Human rights activist on hunger strike in Iran
URGENT ACTION HUMAN RIGHTS ACTIVIST ON HUNGER STRIKE IN IRAN Human rights activist Latif Hasani, a member of Iran’s Azerbaijani minority who is serving a nine-year prison sentence, has been on hunger strike since 18 May in protest at the treatment of political prisoners in Iran. He is a prisoner of conscience who must be released immediately and unconditionally. On 18 May 2014, Latif Hasani, started a “wet” hunger strike (taking water but not food) in protest at the treatment of political prisoners in Iran and the denial of his request to be transferred from Tabriz Central Prison, northwest Iran, to a prison closer to his family home in Karaj, northwest of Tehran. On 28 June, Latif Hasani was transferred to Tehran’s Evin Prison and shortly after to Raja’i Shahr Prison in Karaj, where he is currently held in a section with violent offenders. He has said he will continue his hunger strike until he is transferred to the political prisoners section of Raja’i Shahr Prison. His health has weakened as a result of his hunger strike, possibly exacerbating his pre-existing health conditions, including an irregular heartbeat for which he takes medication, severe low blood pressure and stomach pains.
Latif Hasani as well as four other men were arrested between January and March 2013. Mahmoud Fazli, Behboud Gholizadeh, Shahram Radmehr, Ayat Mehr-Ali Beyglou and Latif Hasani, all Azerbaijani and members of Yeni Gamoh’s Central Council, an Iran-based Azerbaijani (Turkic) cultural and political rights advocacy organization, were sentenced to nine-year prison terms in April 2013. After their arrest, the five men were detained incommunicado, then moved to Tabriz Central Prison. They were not permitted access to lawyers until one week before their trial.

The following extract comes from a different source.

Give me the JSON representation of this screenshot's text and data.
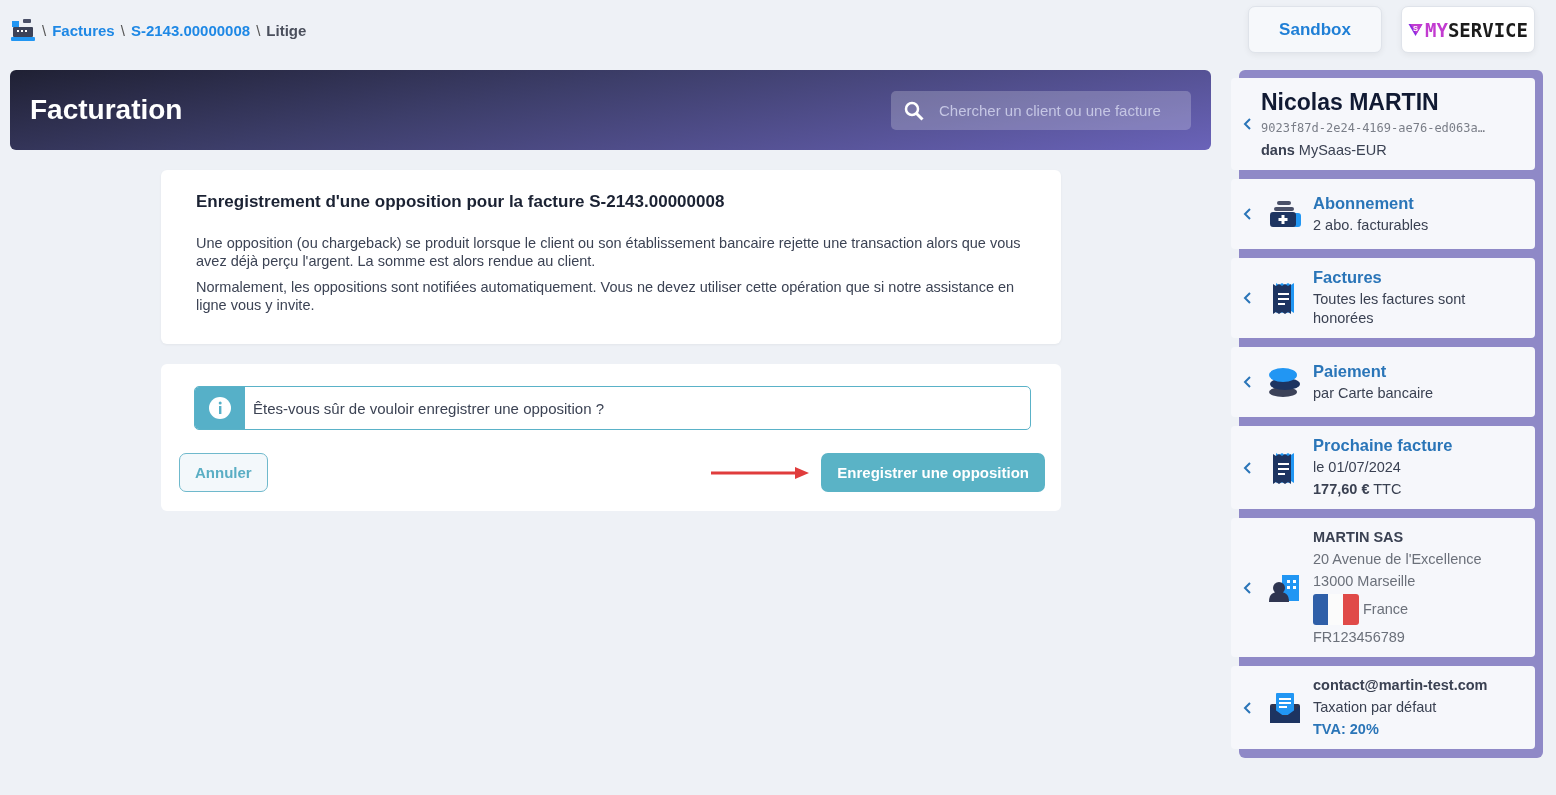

A family member of one of the five said that they were tortured or otherwise ill-treated while detained by the Ministry of Intelligence.